Type out the entries again, keeping every word unchanged.

--- Listed records ---

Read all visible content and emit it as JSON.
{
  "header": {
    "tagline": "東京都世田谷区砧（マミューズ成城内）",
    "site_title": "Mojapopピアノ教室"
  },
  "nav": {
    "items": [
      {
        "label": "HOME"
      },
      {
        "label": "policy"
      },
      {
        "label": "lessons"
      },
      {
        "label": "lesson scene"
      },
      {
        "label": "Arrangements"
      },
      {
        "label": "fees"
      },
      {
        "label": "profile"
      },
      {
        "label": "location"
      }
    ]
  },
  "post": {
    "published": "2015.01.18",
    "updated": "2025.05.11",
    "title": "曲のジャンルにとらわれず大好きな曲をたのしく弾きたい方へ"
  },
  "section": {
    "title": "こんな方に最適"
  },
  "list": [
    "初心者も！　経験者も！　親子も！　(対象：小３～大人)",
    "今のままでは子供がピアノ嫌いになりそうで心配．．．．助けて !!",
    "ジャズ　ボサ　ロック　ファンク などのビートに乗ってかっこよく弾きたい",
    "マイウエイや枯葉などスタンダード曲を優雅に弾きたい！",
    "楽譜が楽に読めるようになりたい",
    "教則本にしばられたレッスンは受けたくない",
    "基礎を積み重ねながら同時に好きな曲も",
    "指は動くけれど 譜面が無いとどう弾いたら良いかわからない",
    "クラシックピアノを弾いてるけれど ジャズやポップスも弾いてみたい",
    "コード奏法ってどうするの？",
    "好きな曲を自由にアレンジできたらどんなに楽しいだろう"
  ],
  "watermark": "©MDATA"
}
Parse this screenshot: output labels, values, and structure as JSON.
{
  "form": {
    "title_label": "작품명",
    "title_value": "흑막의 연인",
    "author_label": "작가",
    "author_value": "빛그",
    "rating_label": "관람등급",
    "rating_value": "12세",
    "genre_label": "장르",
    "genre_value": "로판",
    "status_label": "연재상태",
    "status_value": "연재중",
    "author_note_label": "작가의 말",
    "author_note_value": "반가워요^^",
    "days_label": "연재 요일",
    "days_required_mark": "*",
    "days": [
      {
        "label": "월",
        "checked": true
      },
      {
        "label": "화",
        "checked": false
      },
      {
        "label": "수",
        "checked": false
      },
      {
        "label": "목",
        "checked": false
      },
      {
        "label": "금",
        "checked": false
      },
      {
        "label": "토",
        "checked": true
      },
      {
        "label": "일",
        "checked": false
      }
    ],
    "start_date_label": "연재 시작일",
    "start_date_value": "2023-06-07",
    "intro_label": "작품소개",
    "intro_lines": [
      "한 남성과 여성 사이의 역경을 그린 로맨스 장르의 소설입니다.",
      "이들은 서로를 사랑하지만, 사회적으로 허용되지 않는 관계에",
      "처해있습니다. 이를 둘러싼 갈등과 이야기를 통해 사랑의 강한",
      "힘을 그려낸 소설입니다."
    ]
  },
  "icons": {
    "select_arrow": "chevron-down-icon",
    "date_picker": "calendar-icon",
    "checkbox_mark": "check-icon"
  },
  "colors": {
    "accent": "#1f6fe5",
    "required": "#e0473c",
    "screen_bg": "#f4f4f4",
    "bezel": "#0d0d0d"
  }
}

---

▶ **Answer space**
Read all visible content and emit it as JSON.
{
  "header": {
    "tagline": "東京都世田谷区砧（マミューズ成城内）",
    "site_title": "Mojapopピアノ教室"
  },
  "nav": {
    "items": [
      {
        "label": "HOME"
      },
      {
        "label": "policy"
      },
      {
        "label": "lessons"
      },
      {
        "label": "lesson scene"
      },
      {
        "label": "Arrangements"
      },
      {
        "label": "fees"
      },
      {
        "label": "profile"
      },
      {
        "label": "location"
      }
    ]
  },
  "post": {
    "published": "2015.01.18",
    "updated": "2025.05.11",
    "title": "曲のジャンルにとらわれず大好きな曲をたのしく弾きたい方へ"
  },
  "section": {
    "title": "こんな方に最適"
  },
  "list": [
    "初心者も！　経験者も！　親子も！　(対象：小３～大人)",
    "今のままでは子供がピアノ嫌いになりそうで心配．．．．助けて !!",
    "ジャズ　ボサ　ロック　ファンク などのビートに乗ってかっこよく弾きたい",
    "マイウエイや枯葉などスタンダード曲を優雅に弾きたい！",
    "楽譜が楽に読めるようになりたい",
    "教則本にしばられたレッスンは受けたくない",
    "基礎を積み重ねながら同時に好きな曲も",
    "指は動くけれど 譜面が無いとどう弾いたら良いかわからない",
    "クラシックピアノを弾いてるけれど ジャズやポップスも弾いてみたい",
    "コード奏法ってどうするの？",
    "好きな曲を自由にアレンジできたらどんなに楽しいだろう"
  ],
  "watermark": "©MDATA"
}
Parse this screenshot: output labels, values, and structure as JSON.
{
  "form": {
    "title_label": "작품명",
    "title_value": "흑막의 연인",
    "author_label": "작가",
    "author_value": "빛그",
    "rating_label": "관람등급",
    "rating_value": "12세",
    "genre_label": "장르",
    "genre_value": "로판",
    "status_label": "연재상태",
    "status_value": "연재중",
    "author_note_label": "작가의 말",
    "author_note_value": "반가워요^^",
    "days_label": "연재 요일",
    "days_required_mark": "*",
    "days": [
      {
        "label": "월",
        "checked": true
      },
      {
        "label": "화",
        "checked": false
      },
      {
        "label": "수",
        "checked": false
      },
      {
        "label": "목",
        "checked": false
      },
      {
        "label": "금",
        "checked": false
      },
      {
        "label": "토",
        "checked": true
      },
      {
        "label": "일",
        "checked": false
      }
    ],
    "start_date_label": "연재 시작일",
    "start_date_value": "2023-06-07",
    "intro_label": "작품소개",
    "intro_lines": [
      "한 남성과 여성 사이의 역경을 그린 로맨스 장르의 소설입니다.",
      "이들은 서로를 사랑하지만, 사회적으로 허용되지 않는 관계에",
      "처해있습니다. 이를 둘러싼 갈등과 이야기를 통해 사랑의 강한",
      "힘을 그려낸 소설입니다."
    ]
  },
  "icons": {
    "select_arrow": "chevron-down-icon",
    "date_picker": "calendar-icon",
    "checkbox_mark": "check-icon"
  },
  "colors": {
    "accent": "#1f6fe5",
    "required": "#e0473c",
    "screen_bg": "#f4f4f4",
    "bezel": "#0d0d0d"
  }
}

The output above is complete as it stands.